This is a very large initiative with significant research to support the notion that many of today’s chronic health challenges are a direct or indirect result of our built environment. There is little doubt living and working conditions in both homes and communities directly influence the health of the inhabitants. ULI members and others can lead by becoming involved in their organizations, considering health in future development projects and influence policy in this area. Most importantly, ULI leaders and members can begin to teach, lead and follow the ten principles laid out in the study for building healthy places.
Some of the more important principles for building healthy places include: Put people first in order to integrate health into planning; Consider healthy places to create economic value for the private as well as public sectors; Communities should make healthy choices easy for both citizens and visitors; Incentivize the mix of work, live and play options to improve physical and social activity; Locate the unique characteristic and place making strengths of one’s own community; and finally, Promote access to healthy food and make healthy food an accessible destination.

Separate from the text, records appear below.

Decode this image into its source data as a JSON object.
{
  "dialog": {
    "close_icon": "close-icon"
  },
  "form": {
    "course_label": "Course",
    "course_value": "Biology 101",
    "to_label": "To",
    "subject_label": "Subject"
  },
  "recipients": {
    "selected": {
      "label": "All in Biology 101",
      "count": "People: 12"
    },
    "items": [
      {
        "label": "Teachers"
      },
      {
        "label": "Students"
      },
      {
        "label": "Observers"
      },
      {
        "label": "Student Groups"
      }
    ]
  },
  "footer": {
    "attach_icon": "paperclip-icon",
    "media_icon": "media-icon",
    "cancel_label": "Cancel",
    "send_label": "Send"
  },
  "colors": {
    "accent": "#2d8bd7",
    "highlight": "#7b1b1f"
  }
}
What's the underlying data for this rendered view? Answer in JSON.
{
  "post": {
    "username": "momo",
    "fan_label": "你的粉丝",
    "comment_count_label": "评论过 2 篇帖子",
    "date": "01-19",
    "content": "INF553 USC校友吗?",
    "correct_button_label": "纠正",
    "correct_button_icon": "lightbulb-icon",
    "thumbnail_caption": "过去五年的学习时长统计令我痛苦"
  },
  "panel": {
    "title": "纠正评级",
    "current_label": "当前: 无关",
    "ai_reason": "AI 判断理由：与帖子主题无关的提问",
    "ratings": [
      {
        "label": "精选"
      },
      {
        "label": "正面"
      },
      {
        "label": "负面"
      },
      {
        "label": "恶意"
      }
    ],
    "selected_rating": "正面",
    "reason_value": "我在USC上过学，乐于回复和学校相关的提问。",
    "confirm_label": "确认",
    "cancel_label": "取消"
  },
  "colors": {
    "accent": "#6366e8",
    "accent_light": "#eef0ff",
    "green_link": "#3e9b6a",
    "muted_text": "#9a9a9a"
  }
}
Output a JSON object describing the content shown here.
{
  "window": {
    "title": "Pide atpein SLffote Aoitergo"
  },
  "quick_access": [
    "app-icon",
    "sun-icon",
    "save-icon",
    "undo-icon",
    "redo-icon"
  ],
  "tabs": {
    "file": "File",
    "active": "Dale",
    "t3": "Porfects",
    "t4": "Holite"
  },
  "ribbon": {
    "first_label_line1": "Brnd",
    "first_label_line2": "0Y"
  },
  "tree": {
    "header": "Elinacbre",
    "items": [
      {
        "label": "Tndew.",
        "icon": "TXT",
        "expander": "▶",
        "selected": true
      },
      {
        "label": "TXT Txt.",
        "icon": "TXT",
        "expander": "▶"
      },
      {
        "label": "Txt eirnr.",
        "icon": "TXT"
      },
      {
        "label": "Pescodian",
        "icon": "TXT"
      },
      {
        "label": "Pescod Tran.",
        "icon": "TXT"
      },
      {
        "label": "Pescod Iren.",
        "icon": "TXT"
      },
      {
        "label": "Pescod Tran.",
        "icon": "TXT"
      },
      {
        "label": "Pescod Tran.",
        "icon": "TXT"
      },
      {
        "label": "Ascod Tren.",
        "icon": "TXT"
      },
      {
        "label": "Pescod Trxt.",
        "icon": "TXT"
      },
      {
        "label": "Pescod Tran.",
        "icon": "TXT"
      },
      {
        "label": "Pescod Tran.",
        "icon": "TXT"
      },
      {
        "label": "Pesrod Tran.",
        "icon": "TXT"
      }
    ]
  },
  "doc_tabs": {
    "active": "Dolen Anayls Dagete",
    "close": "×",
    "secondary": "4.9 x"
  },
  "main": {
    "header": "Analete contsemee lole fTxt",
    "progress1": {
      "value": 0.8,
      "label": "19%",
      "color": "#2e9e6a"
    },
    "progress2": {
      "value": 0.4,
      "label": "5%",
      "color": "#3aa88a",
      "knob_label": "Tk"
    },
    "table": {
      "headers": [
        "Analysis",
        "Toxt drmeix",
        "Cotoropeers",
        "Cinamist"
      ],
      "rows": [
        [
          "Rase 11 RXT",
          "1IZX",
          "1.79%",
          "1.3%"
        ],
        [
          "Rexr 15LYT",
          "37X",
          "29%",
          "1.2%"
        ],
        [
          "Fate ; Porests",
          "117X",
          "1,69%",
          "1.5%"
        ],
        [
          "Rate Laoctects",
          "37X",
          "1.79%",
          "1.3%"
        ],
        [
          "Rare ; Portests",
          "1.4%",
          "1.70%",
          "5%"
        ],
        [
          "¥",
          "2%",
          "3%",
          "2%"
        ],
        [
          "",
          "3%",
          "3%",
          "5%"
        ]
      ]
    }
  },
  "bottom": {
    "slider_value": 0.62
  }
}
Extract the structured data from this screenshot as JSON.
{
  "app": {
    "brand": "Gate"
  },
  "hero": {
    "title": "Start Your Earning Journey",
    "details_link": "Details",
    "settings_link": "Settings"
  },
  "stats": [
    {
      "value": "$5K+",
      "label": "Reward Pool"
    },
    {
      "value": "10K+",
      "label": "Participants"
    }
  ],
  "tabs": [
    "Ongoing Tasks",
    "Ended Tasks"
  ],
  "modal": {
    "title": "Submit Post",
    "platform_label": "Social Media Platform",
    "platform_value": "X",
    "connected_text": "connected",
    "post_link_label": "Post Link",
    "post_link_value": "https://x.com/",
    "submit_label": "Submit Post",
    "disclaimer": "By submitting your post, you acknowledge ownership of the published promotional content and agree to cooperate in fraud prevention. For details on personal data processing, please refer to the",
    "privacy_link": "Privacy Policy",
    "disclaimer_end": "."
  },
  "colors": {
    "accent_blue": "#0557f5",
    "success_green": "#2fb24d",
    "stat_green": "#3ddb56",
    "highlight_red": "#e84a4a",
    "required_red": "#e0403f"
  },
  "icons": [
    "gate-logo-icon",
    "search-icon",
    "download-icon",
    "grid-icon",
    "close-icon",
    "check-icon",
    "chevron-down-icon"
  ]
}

Through a better understanding of vibrant communities, place making, easily accessible live work and play options along with a thoughtful neighborhood Master Plan, neighborhoods can be reborn. Such is the hope for the surrounding neighborhoods of Henry Ford Health Systems’ main campus. Let the visioning and implementation of Building Healthy Places commence !
ROBERT E. MATTLER, Associate Broker, Attorney and LEED AP BD+C, is Director of Green Brokerage at Armada Real Estate Services in West Bloomfield, Michigan. He speaks, writes and reports about emerging green real estate and development issues in Michigan and elsewhere. Bob is a senior correspondent for www.greeningdetroit.com For more information, contact Bob at Armada Real Estate (248) 855-1221; or by e-mail: firstname.lastname@example.org